So, looking at history over the past 14 to 15 years, what would happen with your returns and volatility if you had invested for the year based on the best asset class for the prior year?

Inquiring minds want to know.

Therefore, you should watch my video.

Hi there, Mike Brady with Generosity Wealth Management, a comprehensive full service wealth management firm headquartered right here in Boulder, Colorado. Today I want to talk about volatility, I want to talk about diversification and picking an asset class based on the prior year’s returns.

I was at a conference maybe two weeks ago, three weeks ago, something like that and this presenter had these charts, which I’m going to share with you today, that I thought were so fascinating. A lot of it has to do with setting yourself up for success. You’ve heard this if you’re watching my videos, as I certainly hope that you are, about setting yourself up for success because I’ve heard I just want the highest return, volatility doesn’t matter.

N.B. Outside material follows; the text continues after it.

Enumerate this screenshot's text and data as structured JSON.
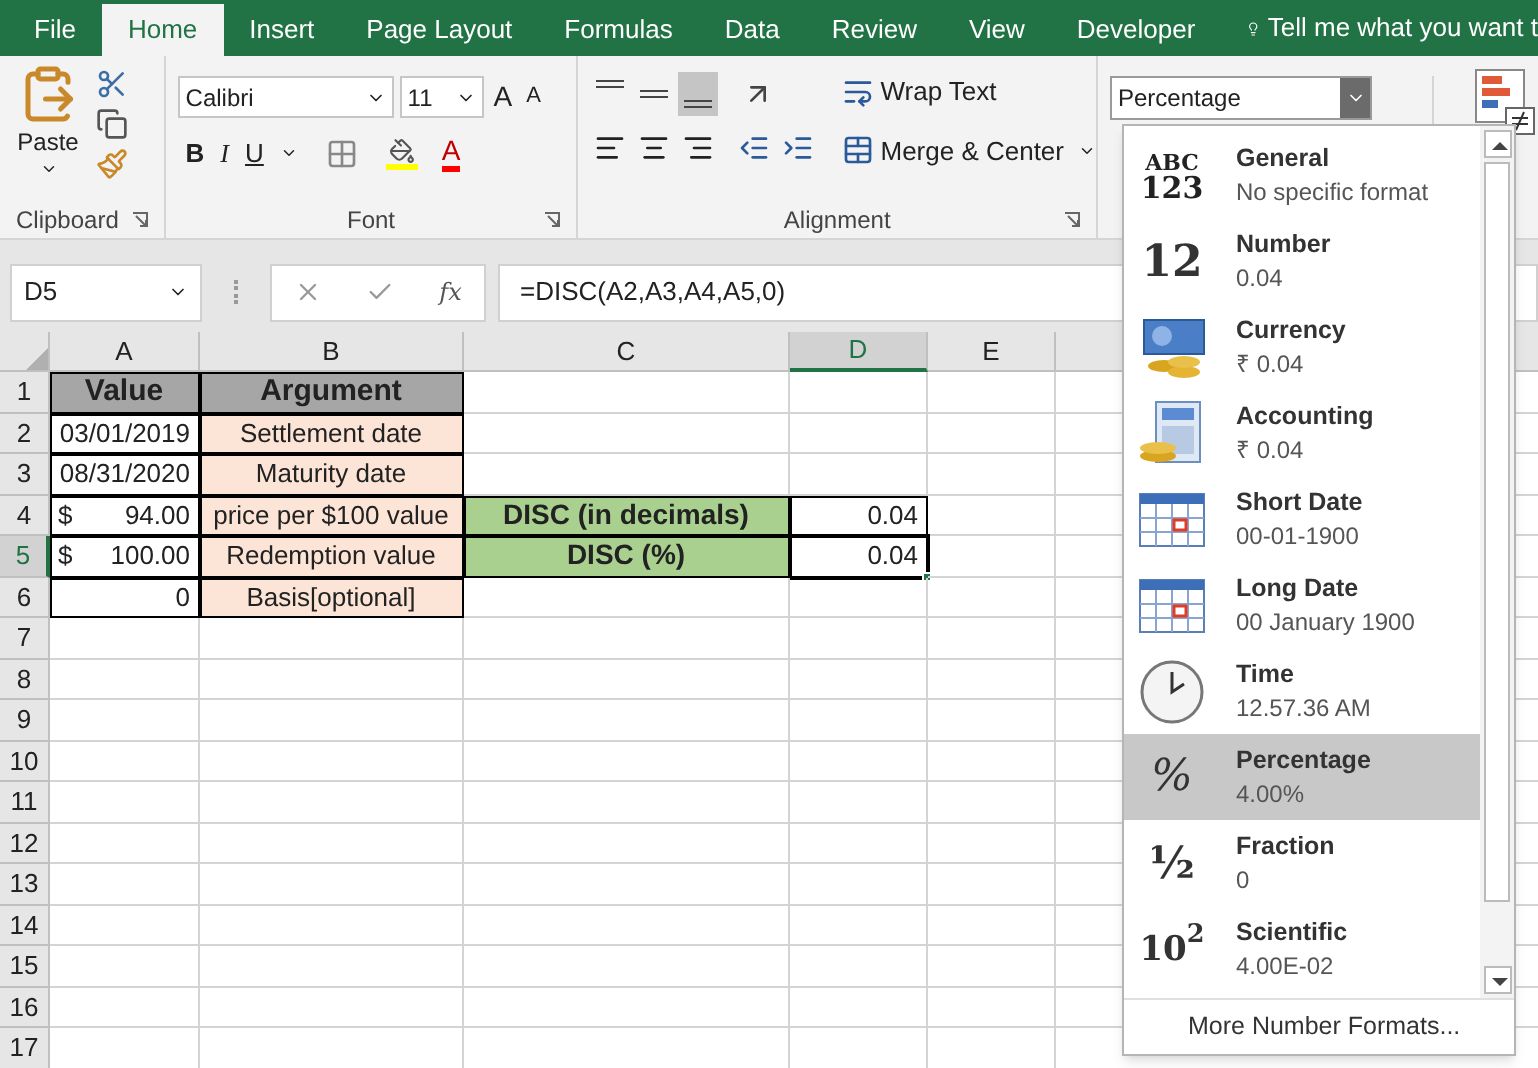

Well, my experience has been that volatility only matters when you’re right in the middle of it and it’s happening to you. Therefore, let’s set ourselves up for that success. I’m going to throw up here on the chart an example of all kinds of asset classes that you could have been in. You go back all those years and all the different colors and each one of them are stocks and bonds and international and commodities and all different types of asset classes. Now, let’s pretend like we’ve invested, so the highest one for each one of those years keeps changing because you can see that top row there the color keeps changing. If we took the previous year’s highest, the one who won for that year, and you invest in it the next year, what do you think would happen with your returns?

Well, this chart that I just threw up on the video will show you that the blue line there and this is a little bit cherry picking because this goes back to the beginning of 2000 and if you remember at that time it was right after the internet craze and I remember, I mean I’ve been doing this for 23 years, and the confidence level of all these people were oh my God, you’ve got to get into internet and you’ve got to do this, look at how great it did in ’97, ’98, ’99, I mean you’re a fool if you don’t do this. If you had done that, look at that blue line, the blue line is for the last 13 years if you had picked and invested your money into the previous year’s best asset class that’s what happens, okay. The red is if you invest in the worst asset class for the previous year, but if you invest in a diversified global diversified, meaning global stocks and bonds and some cash, then you’ve got that green one right in the middle. It’s not as good as going right into the worst. It’s definitely better than going into the best, but it also is a slightly smoother ride, which is absolutely essential.

This next graph I think is really interesting in that the red is the 100% stock market index. What would happen if you got only 50% of the decline so if it went down 50, you went down 25, and you only got 50% of the up so that it went twice as much up as you did, you would have that green versus the red, so the red is what you would have if it was $1000 or a million, it doesn’t really matter, but you would have a much higher rate of return with a lot less volatility just by having half of the down and half of the up because if you recall losing 50% means you have to have a 100% return just to break even. If you have $100 and you lose 50, that’s $50. You have to make 50 on 50 just to break even. If you lose 20% you have to make 25 just to get back, lose 33 you’ve got to make 50, that’s just the way math works.

There was one other chart that I really wanted to share with you. This chart right up there, this is my last one for the day, which is on the right-hand side there, the question is the cycle of emotion. You go through some caution, some confidence, enthusiasm and greed, and then you go to indifference, denial, etc., all the way down there, so our emotions. I’m a behavioral finance guy who’s interested in that, that some of the nontechnical aspects that we bring to investing are as important, if not more important than some of the technical aspects. I just acknowledge that and so I’m always wanting to set ourselves up for success. These are the types of things that I talk with clients about all the time and if you are not one of my clients I’d love to talk with you about it.

Mike Brady, Generosity Wealth Management, 303-747-6455. Have a great week. We’ll talk to you later. Bye-bye.